28 July 2010
At The Millions, I muse about different kinds of literary endings. Commentors are offering their own terrific examples of favorite endings.
25 July 2010
I enjoyed Laura Miller‘s piece at Salon, “The Fine Art of Recommending Books.” Says Miller, “In a review, I can expound at length, giving readers a pretty good sense of what I like so they can judge if my preferences align with their own. One-on-one, however, what really matters to me is what you like to read.” The personal recommendation is almost always more reliable than the algorithmic one, especially if the recommender asks good questions of the reader.

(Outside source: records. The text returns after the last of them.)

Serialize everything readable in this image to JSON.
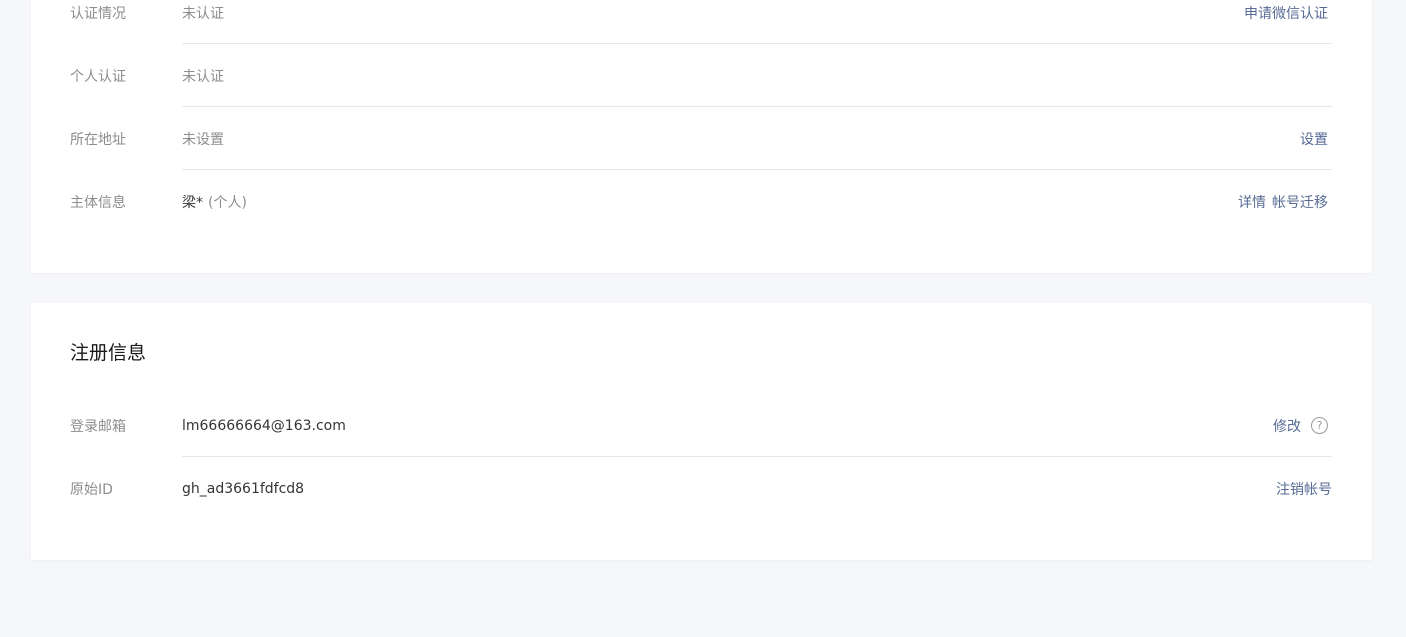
{
  "account_section": {
    "rows": [
      {
        "label": "认证情况",
        "value": "未认证",
        "actions": [
          "申请微信认证"
        ]
      },
      {
        "label": "个人认证",
        "value": "未认证",
        "actions": []
      },
      {
        "label": "所在地址",
        "value": "未设置",
        "actions": [
          "设置"
        ]
      },
      {
        "label": "主体信息",
        "value_name": "梁*",
        "value_type": "(个人)",
        "actions": [
          "详情",
          "帐号迁移"
        ]
      }
    ]
  },
  "registration_section": {
    "title": "注册信息",
    "rows": [
      {
        "label": "登录邮箱",
        "value": "lm66666664@163.com",
        "actions": [
          "修改"
        ],
        "help_icon": "?"
      },
      {
        "label": "原始ID",
        "value": "gh_ad3661fdfcd8",
        "actions": [
          "注销帐号"
        ]
      }
    ]
  },
  "colors": {
    "link": "#576b95",
    "label": "#8d8d8d",
    "text": "#353535",
    "background": "#f6f7f9",
    "divider": "#e7e7eb"
  }
}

Lorin Stein, editor of The Paris Review, says: “I don’t think people read ‘for’ pleasure, exactly… Of course there is pleasure in reading. But mainly we do it out of need. Because we’re lonely, or confused, or need to laugh, or want some kind of protection or quiet — or disturbance, or truth, or whatever.” Hmm…
I think I read primarily for absorption. Without the regular practice of losing myself in the dream of a book, my mind grows dim, my spirit grows noisy and restless. So I suppose I read to get smarter and to develop my literary imagination.
Nancy Pearl, Seattle-librarian and NPR commentator (the “Oprah” of librarians) lists three books she deems likely to please any reader: To Kill a Mockingbird, Larry McMurtry‘s Lonesome Dove, and Angle of Repose by Wallace Stegner. I find that fascinating. I wonder what the common denominator is. I haven’t read Lonesome Dove, but Angle of Repose, in particular, is an interesting inclusion.
I love recommending books. In a way, there’s nothing more connective, more intimate. Delicate, too — if you get it wrong, it’s like you’ve set someone up on a failed blind date. Also, I’m a terrible recommendee. It’s got to be the right book at the right time… to know this for me is to know me better than I know myself.
22 July 2010
Julian Schnabel is known for his ego — an artist who perhaps better than anyone inhabits/embodies the non-normative fullness of that word; neither “good” nor “bad,” just what it is. He’s a polymath, and a talented one, and I confess that his ball-busting, I-could-give-a-fuck attitude intrigues me, despite myself. Not to mention his just-do-it creative output. I’m a wildly successful painter; I think I’ll make a movie now, and a really good one. And now another one, and another, and I think I’ll learn French so I can make this third one (and win Best Director at Cannes and at the Oscars)…
Flavorwire describes Schnabel as “one of the most motivated creative forces of the past 40 years.”
(It is not lost on me that my last post was about “the ambition of growing okra.” Clearly, we are cut from different cloth, Mr. Schnabel and me. Likely the root of the intrigue…)
Now Schnabel has a new exhibit of large-format Polaroids, with accompanying monograph. More info here.
18 July 2010
Posting this a bit late, but found it rather surprising: Marilynne Robinson appeared on “The Daily Show” on July 8.
Surprising that Jon Stewart invited her (nothing particularly funny to talk about here), and surprising that she appeared (she agrees to interviews somewhat rarely). Hmm… hoping perhaps this means we’ll hear a little more from Ms. Robinson via interviews in the future.
Her new book, Absence of Mind, is about, among other things, the “unnecessary division” between science and religion. “The gladiators from both sides are inferior representatives of both sides,” she says.
|The Daily Show With Jon Stewart||Mon – Thurs 11p / 10c|
15 July 2010
Tonight, a rare thing happens: I put on a dress, I go downtown. It’s Opening Night of the annual Asian American International Film Festival. 33 years strong and still kicking. The staff (I happen to know) work their butts off, and it shows…
Films screen throughout the weekend into next Wednesday night: acclaimed features and shorts from all over the world, by and about people of Asian descent. At Chelsea Clearview Cinemas and the Quad, mostly, with a few programs at the new Museum of the Chinese in America (MoCA) in Chinatown. There’s a special “New Taiwainese Cinema” series that’s supposed to be excellent.
Check it out — remember, movie theaters are air conditioned!